Cardiologists at Orlando Health ORMC mark milestone for WATCHMAN implant to reduce risk of stroke for patients with atrial fibrillation.
Orlando – The Atrial Fibrillation Program Team at Orlando Health Orlando Regional Medical Center recently implanted their 200th WATCHMAN device to reduce stroke risk in patients who have atrial fibrillation.
A minimally invasive procedure, the WATCHMAN technology is a one-time treatment to place a permanent device inside the heart. The technology is an alternative to the use of blood thinners for patients with atrial fibrillation not caused by a heart valve problem.
“WATCHMAN technology is one of the major advancements in the past two decades for patients with arrhythmias,” said Aurelio Duran, M.D., electrophysiologist, Orlando Health Heart & Vascular Institute. “Blood thinners to prevent stroke for patients with atrial fibrillation is one of the most illustrative examples of a clinical challenge that requires balancing the risk of treatment against the risk of disease. WATCHMAN eliminates it as the risk for patients. It is very gratifying to be part of a program that offers this option to patients.”
About the size of a quarter, the device works by sealing off the left atrial appendage in the heart, which prevents harmful blood clots from entering the blood stream to the brain, potentially causing a stroke. The device is implanted using the same process of a stent – a narrow tube inserted through a small incision in the upper leg, guided to the heart by the cardiologist.
The procedure takes about an hour and typically patients stay in the hospital overnight and leave the next day. Recovery time is a little more than a week. Most patients can discontinue blood thinners after 45 days.

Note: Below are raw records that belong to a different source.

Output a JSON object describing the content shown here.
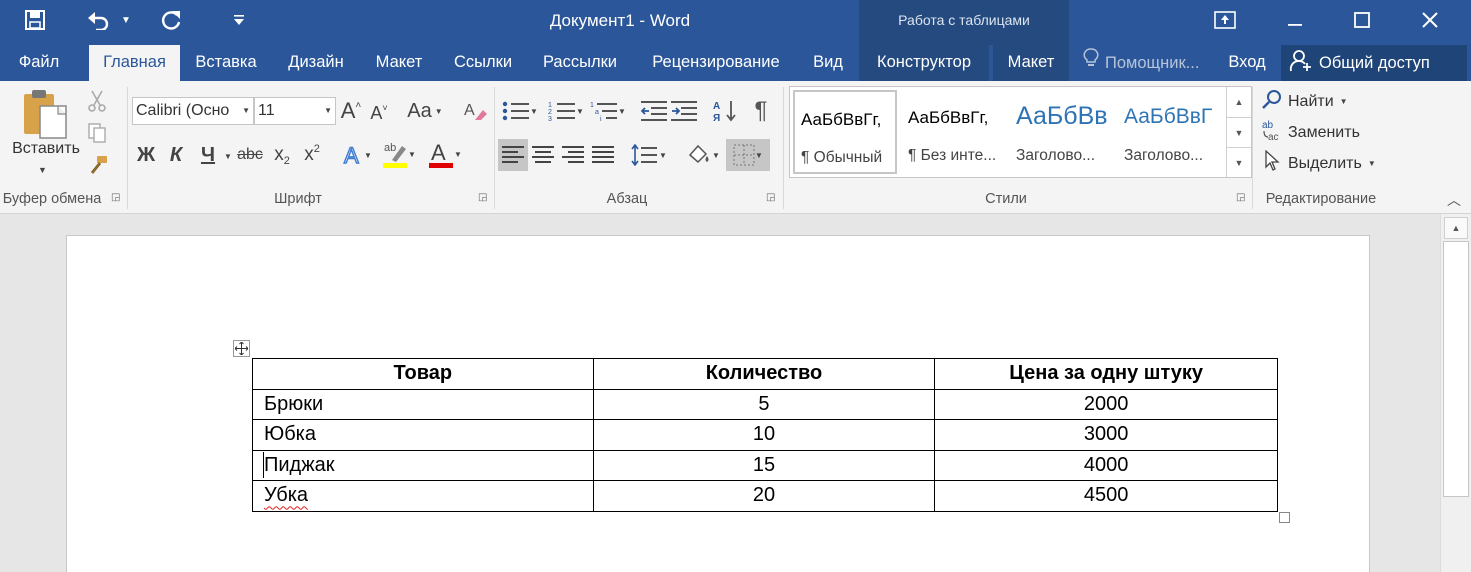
{
  "title_bar": {
    "document_title": "Документ1 - Word",
    "context_title": "Работа с таблицами",
    "qat": {
      "save_icon": "save-icon",
      "undo_icon": "undo-icon",
      "redo_icon": "repeat-icon",
      "customize_icon": "customize-qat-icon"
    },
    "window_buttons": [
      "ribbon-display-icon",
      "minimize-icon",
      "maximize-icon",
      "close-icon"
    ]
  },
  "tabs": [
    {
      "label": "Файл"
    },
    {
      "label": "Главная"
    },
    {
      "label": "Вставка"
    },
    {
      "label": "Дизайн"
    },
    {
      "label": "Макет"
    },
    {
      "label": "Ссылки"
    },
    {
      "label": "Рассылки"
    },
    {
      "label": "Рецензирование"
    },
    {
      "label": "Вид"
    },
    {
      "label": "Конструктор"
    },
    {
      "label": "Макет"
    }
  ],
  "active_tab": "Главная",
  "tell_me": "Помощник...",
  "sign_in": "Вход",
  "share": "Общий доступ",
  "ribbon": {
    "clipboard": {
      "paste_label": "Вставить",
      "group_label": "Буфер обмена"
    },
    "font": {
      "font_name": "Calibri (Осно",
      "font_size": "11",
      "case_label": "Aa",
      "bold": "Ж",
      "italic": "К",
      "underline": "Ч",
      "strike": "abc",
      "subscript_base": "x",
      "subscript": "2",
      "superscript_base": "x",
      "superscript": "2",
      "group_label": "Шрифт",
      "highlight_color": "#ffff00",
      "font_color": "#e00000"
    },
    "paragraph": {
      "group_label": "Абзац"
    },
    "styles": {
      "group_label": "Стили",
      "items": [
        {
          "sample": "АаБбВвГг,",
          "name": "¶ Обычный"
        },
        {
          "sample": "АаБбВвГг,",
          "name": "¶ Без инте..."
        },
        {
          "sample": "АаБбВв",
          "name": "Заголово..."
        },
        {
          "sample": "АаБбВвГ",
          "name": "Заголово..."
        }
      ]
    },
    "editing": {
      "group_label": "Редактирование",
      "find": "Найти",
      "replace": "Заменить",
      "select": "Выделить"
    }
  },
  "table": {
    "headers": [
      "Товар",
      "Количество",
      "Цена за одну штуку"
    ],
    "rows": [
      [
        "Брюки",
        "5",
        "2000"
      ],
      [
        "Юбка",
        "10",
        "3000"
      ],
      [
        "Пиджак",
        "15",
        "4000"
      ],
      [
        "Убка",
        "20",
        "4500"
      ]
    ]
  },
  "colors": {
    "brand": "#2b579a",
    "context": "#244a7f"
  }
}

Patients with atrial fibrillation are at higher risk for stroke and are often prescribed blood thinners to help decrease the risk of clots forming in the heart. While blood thinners help prevent clots, they also increase the bleeding risk. Risks include gastrointestinal tract and neurological bleeding, and bleeding injuries from falls, motor vehicle crashes or other traumatic incidents. In addition, medication allergies and long-term use of blood thinners may cause medical concerns.
“The technology allows patients to lead a more normal and active lifestyle while being protected,” said Roland Filart, M.D., electrophysiologist, Orlando Health Heart & Vascular Institute. “Patients no longer walk on eggshells for fear of falling and suffering a head injury or hip fracture. We hear feedback from patients about their excitement to finally be able to do things they enjoy, like mountain climbing or playing tennis, or the liberation of no longer being homebound. It gives patients freedom to not fear.”
Atrial fibrillation is one of the most common types of irregular heart rhythm conditions. Atrial fibrillation occurs when the chambers of the heart do not function properly and cause the heart to beat too slow, too fast, or irregularly. Some people have atrial fibrillation and don’t know it because they don’t have symptoms. Some may have symptoms including irregular heartbeat, heart palpitations, lightheadedness, and extreme fatigue. More than three million Americans are currently living with atrial fibrillation, and the Centers for Disease Control and Prevention (CDC) estimate 12.1 million people in the United states will have atrial fibrillation in 2030. The CDC also says the condition causes about one in seven strokes.
“Because many patients with atrial fibrillation are at high risk for stroke and high risk for bleeding, it puts them in a catch-22,” said Mark Steiner, M.D., interventional cardiologist, Orlando Health Heart & Vascular Institute. “WATCHMAN gives patients a non-pharmacological solution that provides the same risk reduction as if they were taking a blood thinner, but without the concern for bleeding risks. Part of providing excellent outcomes through advanced treatment of atrial fibrillation is also optimizing those treatments by providing options to help our patients avoid catastrophic outcomes like stroke that can be fatal or have lifetime impacts.”
Driven by the importance of stroke prevention for patients, the Atrial Fibrillation Program Team began offering WATCHMAN in 2017. The team of non-invasive cardiologists, anesthesiologists
interventional cardiologists, electrophysiologists, a WATCHMAN program coordinator, nurses, and other healthcare specialists, collaborate to ensure quality outcomes for patients.